Just west of the Pavement, the brick and stone Holy Trinity Church (1776) was home to the Clapham Sect, a group of…
Running on into Putney Heath, Wimbledon Common covers a staggering 460 hectares of southwest London. An astonishing expanse of open, wild and wooded space for walking, nature trailing and picnicking – the best mode of exploration – the common has its own Wimbledon Windmill, a fine smock mill (ie octagonal-shaped with sloping weatherboarded sides) dating from 1817, which now contains a museum with working models on the history of windmills and milling. It was during a stay in the mill in 1908 that Robert Baden-Powell was inspired to write parts of his Scouting for Boys. The adjacent Windmill Tearooms can supply tea, caffeine and sustenance.
On the southern side of the…

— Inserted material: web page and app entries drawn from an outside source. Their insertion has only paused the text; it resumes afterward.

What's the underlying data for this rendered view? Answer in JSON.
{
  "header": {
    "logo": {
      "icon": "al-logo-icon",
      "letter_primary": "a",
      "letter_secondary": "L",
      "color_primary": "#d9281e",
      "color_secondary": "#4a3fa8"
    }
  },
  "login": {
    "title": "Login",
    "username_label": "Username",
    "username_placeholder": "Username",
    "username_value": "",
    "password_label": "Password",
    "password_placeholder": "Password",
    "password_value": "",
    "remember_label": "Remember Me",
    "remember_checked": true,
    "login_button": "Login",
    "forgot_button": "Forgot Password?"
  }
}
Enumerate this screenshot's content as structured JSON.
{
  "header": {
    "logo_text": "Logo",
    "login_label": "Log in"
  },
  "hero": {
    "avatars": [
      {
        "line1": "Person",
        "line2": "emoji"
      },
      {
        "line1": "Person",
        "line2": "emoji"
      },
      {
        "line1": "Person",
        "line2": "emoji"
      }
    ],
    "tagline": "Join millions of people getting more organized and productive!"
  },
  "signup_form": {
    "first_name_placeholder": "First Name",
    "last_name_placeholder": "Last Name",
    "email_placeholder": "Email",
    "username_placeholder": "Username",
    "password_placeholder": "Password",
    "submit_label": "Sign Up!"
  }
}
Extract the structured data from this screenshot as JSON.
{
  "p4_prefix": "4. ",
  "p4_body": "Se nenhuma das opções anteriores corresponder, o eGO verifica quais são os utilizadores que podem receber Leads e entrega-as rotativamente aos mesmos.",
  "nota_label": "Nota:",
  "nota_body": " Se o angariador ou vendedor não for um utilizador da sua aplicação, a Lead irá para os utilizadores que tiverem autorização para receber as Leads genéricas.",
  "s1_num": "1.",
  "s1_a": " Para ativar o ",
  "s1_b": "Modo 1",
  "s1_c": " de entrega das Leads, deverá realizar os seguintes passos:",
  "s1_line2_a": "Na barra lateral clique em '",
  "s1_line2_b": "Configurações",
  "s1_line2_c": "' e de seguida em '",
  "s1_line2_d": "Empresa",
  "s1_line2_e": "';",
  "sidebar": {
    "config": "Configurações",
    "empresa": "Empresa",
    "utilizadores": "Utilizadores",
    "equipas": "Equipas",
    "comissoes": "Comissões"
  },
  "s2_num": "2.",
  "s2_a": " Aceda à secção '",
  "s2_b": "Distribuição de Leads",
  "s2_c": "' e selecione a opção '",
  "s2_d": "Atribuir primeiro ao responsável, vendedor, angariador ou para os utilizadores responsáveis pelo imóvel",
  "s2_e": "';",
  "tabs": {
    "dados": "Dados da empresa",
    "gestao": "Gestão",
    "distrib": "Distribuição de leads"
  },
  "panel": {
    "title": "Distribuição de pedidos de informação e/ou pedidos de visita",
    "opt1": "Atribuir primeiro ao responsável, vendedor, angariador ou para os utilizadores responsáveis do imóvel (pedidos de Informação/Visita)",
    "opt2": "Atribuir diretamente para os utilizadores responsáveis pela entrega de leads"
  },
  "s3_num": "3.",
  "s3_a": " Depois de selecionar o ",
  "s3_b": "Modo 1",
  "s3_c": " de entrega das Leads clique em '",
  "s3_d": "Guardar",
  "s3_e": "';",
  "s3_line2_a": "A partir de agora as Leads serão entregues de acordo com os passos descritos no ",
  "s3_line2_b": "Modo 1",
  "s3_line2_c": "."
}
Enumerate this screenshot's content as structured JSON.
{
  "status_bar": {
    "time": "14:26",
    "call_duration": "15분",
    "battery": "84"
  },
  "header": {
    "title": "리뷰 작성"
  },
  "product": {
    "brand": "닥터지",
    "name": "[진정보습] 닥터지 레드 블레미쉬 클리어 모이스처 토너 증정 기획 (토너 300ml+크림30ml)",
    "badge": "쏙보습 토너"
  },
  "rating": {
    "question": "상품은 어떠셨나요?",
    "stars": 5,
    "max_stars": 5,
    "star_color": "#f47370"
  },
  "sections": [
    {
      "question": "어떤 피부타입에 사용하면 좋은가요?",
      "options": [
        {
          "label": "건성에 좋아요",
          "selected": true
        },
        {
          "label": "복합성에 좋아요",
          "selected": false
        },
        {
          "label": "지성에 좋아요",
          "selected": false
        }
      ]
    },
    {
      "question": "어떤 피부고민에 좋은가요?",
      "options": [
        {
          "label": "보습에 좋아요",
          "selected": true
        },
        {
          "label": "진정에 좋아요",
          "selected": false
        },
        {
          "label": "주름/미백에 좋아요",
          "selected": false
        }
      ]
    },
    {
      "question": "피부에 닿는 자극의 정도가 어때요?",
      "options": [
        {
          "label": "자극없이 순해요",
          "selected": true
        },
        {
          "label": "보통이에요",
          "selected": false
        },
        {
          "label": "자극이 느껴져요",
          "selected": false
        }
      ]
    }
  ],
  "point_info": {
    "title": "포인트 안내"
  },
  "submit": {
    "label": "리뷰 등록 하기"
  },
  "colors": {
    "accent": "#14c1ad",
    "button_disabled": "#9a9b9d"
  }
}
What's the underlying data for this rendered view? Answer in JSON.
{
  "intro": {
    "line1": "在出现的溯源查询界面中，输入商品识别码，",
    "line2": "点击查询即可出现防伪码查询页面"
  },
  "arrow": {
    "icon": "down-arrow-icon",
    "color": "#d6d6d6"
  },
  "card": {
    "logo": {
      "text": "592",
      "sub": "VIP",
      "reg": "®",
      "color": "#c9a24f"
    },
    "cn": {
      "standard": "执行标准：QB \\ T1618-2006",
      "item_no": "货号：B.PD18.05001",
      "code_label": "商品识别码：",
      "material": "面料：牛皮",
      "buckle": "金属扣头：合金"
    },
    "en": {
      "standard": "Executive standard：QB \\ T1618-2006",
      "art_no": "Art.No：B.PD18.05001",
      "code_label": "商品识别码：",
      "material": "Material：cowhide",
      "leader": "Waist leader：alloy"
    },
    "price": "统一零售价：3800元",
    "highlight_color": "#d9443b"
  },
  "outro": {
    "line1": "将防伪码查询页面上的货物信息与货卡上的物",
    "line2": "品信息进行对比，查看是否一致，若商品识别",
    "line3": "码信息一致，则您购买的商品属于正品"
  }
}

Wilder and more overgrown than the nearby common in Clapham, Wandsworth Common is full of couples pushing prams on a sunny day. On the western side is a pleasant collection of streets known as the toast rack, because of their alignment. Baskerville, Dorlcote, Henderson, Nicosia, Patten and Routh Rds are lined with Georgian houses. There’s a blue plaque at 3 Routh Rd, home to the former British prime minister David Lloyd George.